None were as bad as Friday's 15-point deficit at the end of the first quarter. But that felt more like the team finally getting its comeuppance for lazing their way out of the gate. The Magic's bench was not there to save them and the Magic's defense did not keep the game close.

"Bad start. Too many mental lapses. Transition points. Not physical enough. Just not our brand of basketball for a full 48 minutes," Markelle Fultz said after Friday's loss. "We hurt ourselves early and tried to play catch up. You can't do that in this league. No matter who you are playing, you have to respect your opponent and play a full 48."

The Magic are still good enough to come back and recover from first quarters. They have proven that time and again throughout this season. The Magic are confident they will respond as they have to several setbacks throughout the season.

But early deficits are a big mountain to climb. They become even bigger in the Playoffs. And to be sure, that is where the Magic have their eyes.

That early deficit forces the team to be more precise with their execution and their shot choices. It leads to Paolo Banchero having to force his offense more -- he scord 32 points to go with eight rebounds and eight assists but needed 26 shots with 10 makes to get there (his 11-for-12 shooting from the line). It puts pressure on everything, especially with such a huge deficit.

It makes every miss (the Magic were a solid 22 for 26 from the line) and every turnover -- 10 of them for 17 points -- feel bigger.

Quite simply, a deficit just makes the margin for error feel small. It makes it that much harder to make up ground.

Orlando got the lead to six early in the third only to give up a 10-1 run to be back down 15. The team got it to four early in the fourth quarter, only to give up a 10-0 run.

Playing from behind in this manner just makes it harder to win. And this is not even a Playoff team.

"How we approach and how we come out with the approach of the game, knowing what teams are doing at this point of the season," Mosley said after Friday's loss. "Whether they are above .500, sub-.500, playoff team, we've got to continue to come out with a level of focus and intentionality to what it is we're doing."

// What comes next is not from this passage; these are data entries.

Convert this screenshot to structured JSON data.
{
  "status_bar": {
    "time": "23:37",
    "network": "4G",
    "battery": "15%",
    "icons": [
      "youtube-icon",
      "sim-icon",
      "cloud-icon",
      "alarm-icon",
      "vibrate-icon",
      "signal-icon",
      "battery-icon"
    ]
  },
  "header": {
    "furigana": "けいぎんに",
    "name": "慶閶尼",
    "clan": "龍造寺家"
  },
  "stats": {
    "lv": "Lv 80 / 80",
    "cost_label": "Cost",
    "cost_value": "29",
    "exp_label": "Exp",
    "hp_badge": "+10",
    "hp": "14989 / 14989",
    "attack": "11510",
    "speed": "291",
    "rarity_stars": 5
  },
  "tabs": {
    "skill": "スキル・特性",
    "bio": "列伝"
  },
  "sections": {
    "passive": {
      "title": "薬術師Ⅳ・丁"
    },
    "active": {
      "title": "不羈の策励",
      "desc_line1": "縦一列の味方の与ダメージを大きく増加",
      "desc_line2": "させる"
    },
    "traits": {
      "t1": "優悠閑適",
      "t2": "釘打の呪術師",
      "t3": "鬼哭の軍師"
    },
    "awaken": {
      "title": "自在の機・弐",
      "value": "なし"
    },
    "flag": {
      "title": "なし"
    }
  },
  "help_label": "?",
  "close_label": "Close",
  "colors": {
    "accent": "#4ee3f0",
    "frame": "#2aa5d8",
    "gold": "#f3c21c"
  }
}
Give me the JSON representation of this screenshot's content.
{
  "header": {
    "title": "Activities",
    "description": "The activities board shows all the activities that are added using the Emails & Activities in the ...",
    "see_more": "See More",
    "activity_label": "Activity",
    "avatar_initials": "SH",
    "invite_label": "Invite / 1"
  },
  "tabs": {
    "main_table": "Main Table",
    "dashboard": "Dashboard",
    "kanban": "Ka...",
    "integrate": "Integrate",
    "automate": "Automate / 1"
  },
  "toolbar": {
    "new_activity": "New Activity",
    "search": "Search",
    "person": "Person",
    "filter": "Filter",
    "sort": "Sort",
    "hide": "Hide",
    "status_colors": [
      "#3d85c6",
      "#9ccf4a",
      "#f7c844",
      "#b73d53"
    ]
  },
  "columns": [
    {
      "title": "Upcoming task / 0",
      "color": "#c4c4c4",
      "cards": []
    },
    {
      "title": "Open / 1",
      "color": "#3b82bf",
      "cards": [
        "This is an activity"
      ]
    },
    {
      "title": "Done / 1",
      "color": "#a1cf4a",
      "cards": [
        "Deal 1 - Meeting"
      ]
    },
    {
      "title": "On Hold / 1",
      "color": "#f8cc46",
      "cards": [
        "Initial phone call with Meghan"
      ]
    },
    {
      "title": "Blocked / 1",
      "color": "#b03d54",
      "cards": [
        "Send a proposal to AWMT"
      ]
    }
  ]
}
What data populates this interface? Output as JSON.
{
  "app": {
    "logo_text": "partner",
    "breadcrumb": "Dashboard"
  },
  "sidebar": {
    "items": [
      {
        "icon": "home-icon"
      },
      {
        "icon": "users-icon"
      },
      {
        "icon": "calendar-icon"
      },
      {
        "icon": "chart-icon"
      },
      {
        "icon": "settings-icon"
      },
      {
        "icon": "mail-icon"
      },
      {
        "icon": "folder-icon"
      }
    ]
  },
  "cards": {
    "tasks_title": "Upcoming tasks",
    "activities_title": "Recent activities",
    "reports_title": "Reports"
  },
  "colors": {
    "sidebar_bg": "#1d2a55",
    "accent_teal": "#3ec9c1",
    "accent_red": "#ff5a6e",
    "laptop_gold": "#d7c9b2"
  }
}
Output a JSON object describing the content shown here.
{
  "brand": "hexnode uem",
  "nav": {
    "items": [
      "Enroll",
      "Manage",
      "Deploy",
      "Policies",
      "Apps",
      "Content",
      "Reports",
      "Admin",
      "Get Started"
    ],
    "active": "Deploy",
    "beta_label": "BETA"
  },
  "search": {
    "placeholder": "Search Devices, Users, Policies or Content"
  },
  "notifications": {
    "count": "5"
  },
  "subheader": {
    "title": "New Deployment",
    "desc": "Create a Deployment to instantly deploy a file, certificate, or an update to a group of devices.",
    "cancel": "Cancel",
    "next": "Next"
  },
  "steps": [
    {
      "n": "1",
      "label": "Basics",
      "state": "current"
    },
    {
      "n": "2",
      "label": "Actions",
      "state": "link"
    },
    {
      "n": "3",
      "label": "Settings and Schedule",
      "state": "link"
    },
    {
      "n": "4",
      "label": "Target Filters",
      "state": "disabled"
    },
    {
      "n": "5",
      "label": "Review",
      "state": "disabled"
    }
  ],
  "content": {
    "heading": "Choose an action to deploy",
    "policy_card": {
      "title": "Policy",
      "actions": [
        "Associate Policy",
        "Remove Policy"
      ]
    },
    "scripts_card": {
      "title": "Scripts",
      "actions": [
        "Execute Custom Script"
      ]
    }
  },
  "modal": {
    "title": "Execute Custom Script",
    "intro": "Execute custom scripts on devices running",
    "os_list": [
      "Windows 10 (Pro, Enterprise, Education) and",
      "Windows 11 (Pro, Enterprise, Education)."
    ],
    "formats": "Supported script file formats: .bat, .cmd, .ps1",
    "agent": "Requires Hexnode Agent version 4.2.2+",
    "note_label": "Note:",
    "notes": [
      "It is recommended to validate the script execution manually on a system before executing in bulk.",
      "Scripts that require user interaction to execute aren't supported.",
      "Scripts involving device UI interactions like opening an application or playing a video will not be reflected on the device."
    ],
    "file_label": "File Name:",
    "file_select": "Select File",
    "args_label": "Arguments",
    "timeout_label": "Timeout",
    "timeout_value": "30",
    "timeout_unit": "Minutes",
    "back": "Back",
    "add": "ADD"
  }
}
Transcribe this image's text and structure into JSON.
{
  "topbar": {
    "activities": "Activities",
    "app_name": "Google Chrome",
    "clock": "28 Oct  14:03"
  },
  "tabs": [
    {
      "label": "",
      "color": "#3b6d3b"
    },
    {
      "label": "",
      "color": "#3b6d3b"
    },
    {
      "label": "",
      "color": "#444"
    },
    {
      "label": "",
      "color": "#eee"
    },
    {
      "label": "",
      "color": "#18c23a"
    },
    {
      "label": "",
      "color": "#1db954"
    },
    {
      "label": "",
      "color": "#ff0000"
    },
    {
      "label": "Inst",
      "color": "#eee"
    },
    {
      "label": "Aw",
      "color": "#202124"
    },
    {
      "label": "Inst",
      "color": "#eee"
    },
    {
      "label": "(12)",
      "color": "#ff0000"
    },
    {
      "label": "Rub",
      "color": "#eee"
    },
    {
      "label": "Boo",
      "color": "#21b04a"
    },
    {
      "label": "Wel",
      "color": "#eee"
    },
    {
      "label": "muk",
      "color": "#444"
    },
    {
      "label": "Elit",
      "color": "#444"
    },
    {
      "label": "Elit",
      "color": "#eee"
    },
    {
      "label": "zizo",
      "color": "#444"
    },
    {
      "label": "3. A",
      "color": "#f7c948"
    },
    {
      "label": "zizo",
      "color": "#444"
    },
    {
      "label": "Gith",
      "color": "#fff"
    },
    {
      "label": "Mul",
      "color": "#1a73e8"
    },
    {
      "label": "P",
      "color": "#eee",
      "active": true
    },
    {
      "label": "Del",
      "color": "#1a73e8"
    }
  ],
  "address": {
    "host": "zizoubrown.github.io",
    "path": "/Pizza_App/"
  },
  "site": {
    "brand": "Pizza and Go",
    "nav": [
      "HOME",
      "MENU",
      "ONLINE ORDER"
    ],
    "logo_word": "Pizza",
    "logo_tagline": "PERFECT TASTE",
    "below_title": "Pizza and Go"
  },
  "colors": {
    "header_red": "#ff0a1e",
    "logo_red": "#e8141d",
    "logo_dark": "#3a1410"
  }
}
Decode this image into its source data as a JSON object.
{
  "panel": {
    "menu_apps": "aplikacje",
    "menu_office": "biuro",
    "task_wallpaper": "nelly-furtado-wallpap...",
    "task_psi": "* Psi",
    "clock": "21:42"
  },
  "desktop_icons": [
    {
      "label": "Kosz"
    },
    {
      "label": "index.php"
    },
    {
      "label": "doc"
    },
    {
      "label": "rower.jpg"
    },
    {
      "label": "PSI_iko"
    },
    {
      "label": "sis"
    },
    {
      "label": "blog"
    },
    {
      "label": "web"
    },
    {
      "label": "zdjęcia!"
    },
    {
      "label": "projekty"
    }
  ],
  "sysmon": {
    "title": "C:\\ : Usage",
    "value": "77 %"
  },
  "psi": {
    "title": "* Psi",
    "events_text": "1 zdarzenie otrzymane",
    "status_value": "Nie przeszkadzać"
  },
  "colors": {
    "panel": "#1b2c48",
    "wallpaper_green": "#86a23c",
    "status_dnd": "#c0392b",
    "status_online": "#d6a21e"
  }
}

The things the Magic can get away with in the regular season are not things they can get away with in the Playoffs. Plain and simple, the Magic need to play better in the first quarter. It has been a recurring problem for the team.

Next. Magic back to the paint 04.04.24. Orlando Magic have to get back to the paint to use 3-point gains. dark

Playing from behind is a sure recipe for an early Playoff exit.